PROVIDED MATERIAL:
- Opening Delimiter -

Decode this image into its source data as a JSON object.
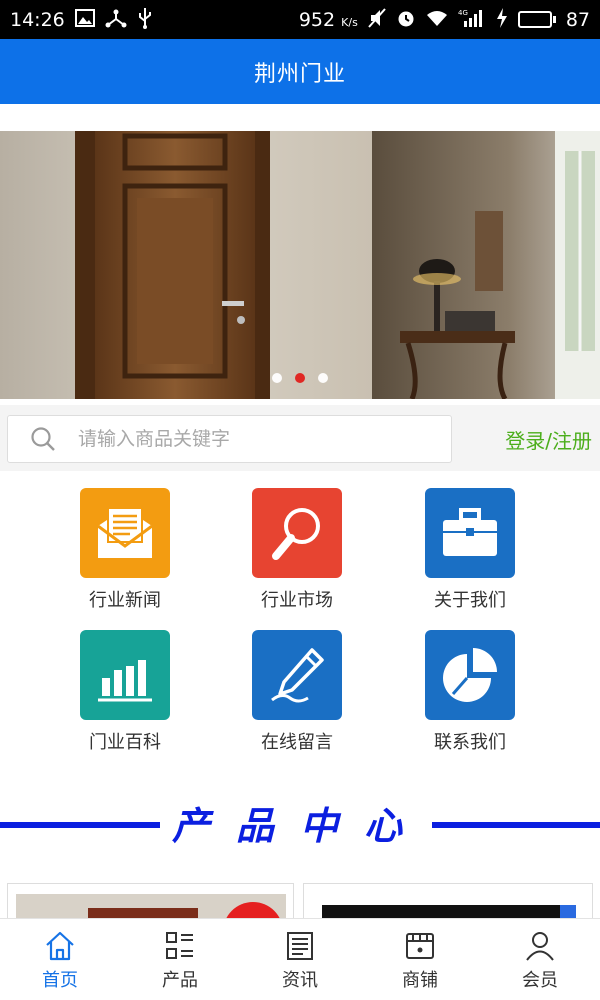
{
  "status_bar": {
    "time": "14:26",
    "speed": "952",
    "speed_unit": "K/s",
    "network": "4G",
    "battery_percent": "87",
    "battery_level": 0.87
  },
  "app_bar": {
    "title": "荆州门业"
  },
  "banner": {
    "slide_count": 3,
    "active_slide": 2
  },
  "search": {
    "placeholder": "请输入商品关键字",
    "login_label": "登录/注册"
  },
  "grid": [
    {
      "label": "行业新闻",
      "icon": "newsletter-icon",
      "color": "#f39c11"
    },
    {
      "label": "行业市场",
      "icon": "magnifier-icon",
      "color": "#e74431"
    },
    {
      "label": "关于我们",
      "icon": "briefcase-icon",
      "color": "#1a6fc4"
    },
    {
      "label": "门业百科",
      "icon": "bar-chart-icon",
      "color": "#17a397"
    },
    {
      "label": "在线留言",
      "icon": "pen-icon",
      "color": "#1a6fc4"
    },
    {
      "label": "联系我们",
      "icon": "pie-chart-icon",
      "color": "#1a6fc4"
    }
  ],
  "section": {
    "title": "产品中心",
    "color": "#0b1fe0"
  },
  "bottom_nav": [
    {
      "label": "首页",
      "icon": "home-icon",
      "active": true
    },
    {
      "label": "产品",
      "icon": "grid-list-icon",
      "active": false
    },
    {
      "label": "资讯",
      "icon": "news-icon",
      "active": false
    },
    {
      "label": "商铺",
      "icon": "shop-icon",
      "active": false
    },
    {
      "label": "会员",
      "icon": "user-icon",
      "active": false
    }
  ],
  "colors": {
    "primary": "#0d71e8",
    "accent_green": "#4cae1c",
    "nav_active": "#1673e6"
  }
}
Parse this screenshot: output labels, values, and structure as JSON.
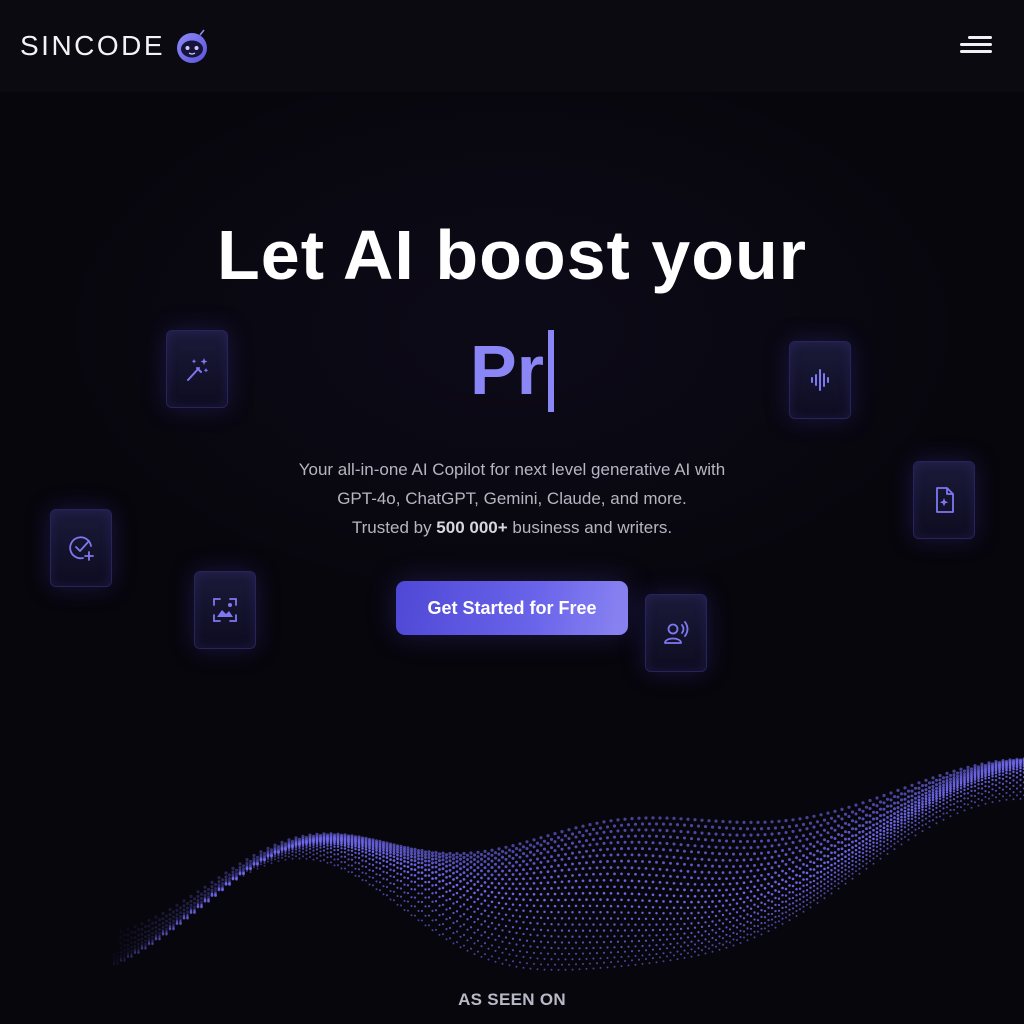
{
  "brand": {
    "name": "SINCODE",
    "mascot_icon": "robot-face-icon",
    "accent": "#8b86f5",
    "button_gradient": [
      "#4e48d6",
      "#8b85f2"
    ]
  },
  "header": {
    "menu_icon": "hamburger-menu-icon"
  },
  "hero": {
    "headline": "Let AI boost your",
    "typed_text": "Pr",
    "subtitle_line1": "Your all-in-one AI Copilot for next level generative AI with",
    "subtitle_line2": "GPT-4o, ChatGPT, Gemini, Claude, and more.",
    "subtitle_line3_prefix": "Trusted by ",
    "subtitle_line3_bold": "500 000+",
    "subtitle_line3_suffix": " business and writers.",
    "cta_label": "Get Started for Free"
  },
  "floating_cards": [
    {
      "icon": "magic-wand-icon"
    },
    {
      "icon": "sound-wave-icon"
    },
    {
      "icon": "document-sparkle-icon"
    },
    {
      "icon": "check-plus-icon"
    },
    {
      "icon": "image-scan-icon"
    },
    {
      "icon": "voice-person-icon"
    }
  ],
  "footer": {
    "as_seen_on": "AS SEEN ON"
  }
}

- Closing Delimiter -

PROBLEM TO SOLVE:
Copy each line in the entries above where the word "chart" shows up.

COMPLETED TASK:
      "icon": "bar-chart-icon",
      "icon": "pie-chart-icon",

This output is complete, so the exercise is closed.